» Exercise
Your answer should be every line of the records that contains the word "text".

» The records
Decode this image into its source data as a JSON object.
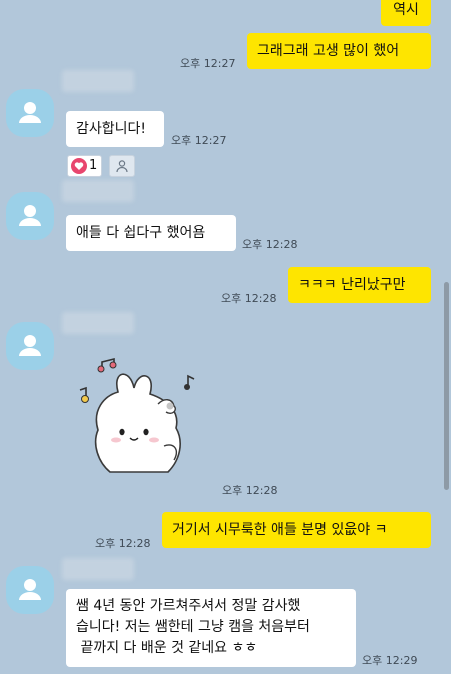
{
  "colors": {
    "background": "#b2c7da",
    "my_bubble": "#fee500",
    "their_bubble": "#ffffff",
    "avatar": "#9bd0e8"
  },
  "messages": {
    "m1": {
      "text": "역시"
    },
    "m2": {
      "text": "그래그래 고생 많이 했어",
      "time": "오후 12:27"
    },
    "m3": {
      "text": "감사합니다!",
      "time": "오후 12:27",
      "reaction_icon": "heart-icon",
      "reaction_count": "1"
    },
    "m4": {
      "text": "애들 다 쉽다구 했어욤",
      "time": "오후 12:28"
    },
    "m5": {
      "text": "ㅋㅋㅋ 난리났구만",
      "time": "오후 12:28"
    },
    "m6": {
      "sticker": "bunny-sticker-with-music-notes",
      "time": "오후 12:28"
    },
    "m7": {
      "text": "거기서 시무룩한 애들 분명 있읎야 ㅋ",
      "time": "오후 12:28"
    },
    "m8": {
      "line1": "쌤 4년 동안 가르쳐주셔서 정말 감사했",
      "line2": "습니다! 저는 쌤한테 그냥 캠을 처음부터",
      "line3": " 끝까지 다 배운 것 같네요 ㅎㅎ",
      "time": "오후 12:29"
    }
  }
}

» Output of the task
      "text": "역시"
      "text": "그래그래 고생 많이 했어",
      "text": "감사합니다!",
      "text": "애들 다 쉽다구 했어욤",
      "text": "ㅋㅋㅋ 난리났구만",
      "text": "거기서 시무룩한 애들 분명 있읎야 ㅋ",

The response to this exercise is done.